Website and app data records

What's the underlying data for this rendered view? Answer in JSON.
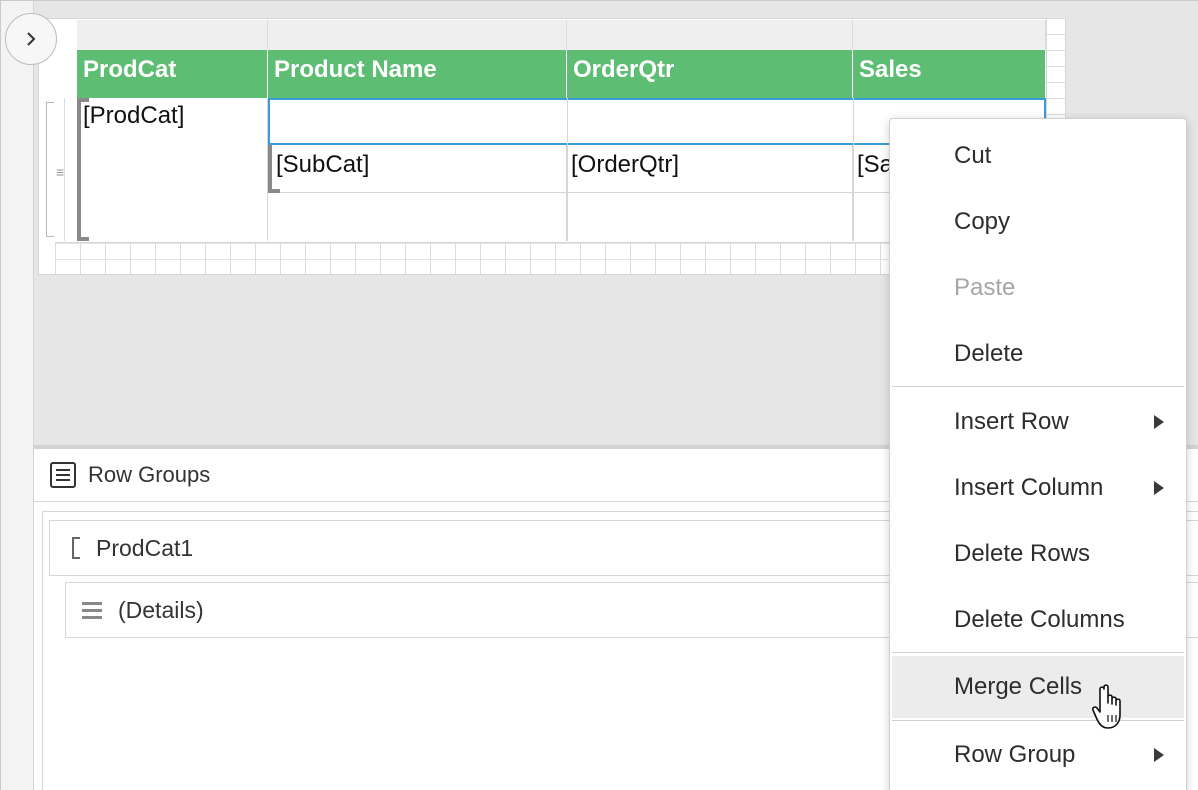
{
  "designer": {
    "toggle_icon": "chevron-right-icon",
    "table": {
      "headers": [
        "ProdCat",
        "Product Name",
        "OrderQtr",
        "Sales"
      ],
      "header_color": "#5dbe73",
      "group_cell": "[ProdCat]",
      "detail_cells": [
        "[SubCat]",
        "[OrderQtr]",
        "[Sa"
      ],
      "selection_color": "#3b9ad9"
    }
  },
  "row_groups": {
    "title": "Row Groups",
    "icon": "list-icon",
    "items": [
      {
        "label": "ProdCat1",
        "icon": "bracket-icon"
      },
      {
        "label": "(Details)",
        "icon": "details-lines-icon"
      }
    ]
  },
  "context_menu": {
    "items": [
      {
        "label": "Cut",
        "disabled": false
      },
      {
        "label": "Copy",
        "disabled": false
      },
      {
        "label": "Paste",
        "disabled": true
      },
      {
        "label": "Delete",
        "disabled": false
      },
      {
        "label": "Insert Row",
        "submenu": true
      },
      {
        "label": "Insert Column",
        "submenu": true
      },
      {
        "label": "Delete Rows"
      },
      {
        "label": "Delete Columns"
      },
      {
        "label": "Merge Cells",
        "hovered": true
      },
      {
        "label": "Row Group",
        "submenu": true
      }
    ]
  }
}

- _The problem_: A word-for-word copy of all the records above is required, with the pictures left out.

- _Answer_:
What's the underlying data for this rendered view? Answer in JSON.
{
  "designer": {
    "toggle_icon": "chevron-right-icon",
    "table": {
      "headers": [
        "ProdCat",
        "Product Name",
        "OrderQtr",
        "Sales"
      ],
      "header_color": "#5dbe73",
      "group_cell": "[ProdCat]",
      "detail_cells": [
        "[SubCat]",
        "[OrderQtr]",
        "[Sa"
      ],
      "selection_color": "#3b9ad9"
    }
  },
  "row_groups": {
    "title": "Row Groups",
    "icon": "list-icon",
    "items": [
      {
        "label": "ProdCat1",
        "icon": "bracket-icon"
      },
      {
        "label": "(Details)",
        "icon": "details-lines-icon"
      }
    ]
  },
  "context_menu": {
    "items": [
      {
        "label": "Cut",
        "disabled": false
      },
      {
        "label": "Copy",
        "disabled": false
      },
      {
        "label": "Paste",
        "disabled": true
      },
      {
        "label": "Delete",
        "disabled": false
      },
      {
        "label": "Insert Row",
        "submenu": true
      },
      {
        "label": "Insert Column",
        "submenu": true
      },
      {
        "label": "Delete Rows"
      },
      {
        "label": "Delete Columns"
      },
      {
        "label": "Merge Cells",
        "hovered": true
      },
      {
        "label": "Row Group",
        "submenu": true
      }
    ]
  }
}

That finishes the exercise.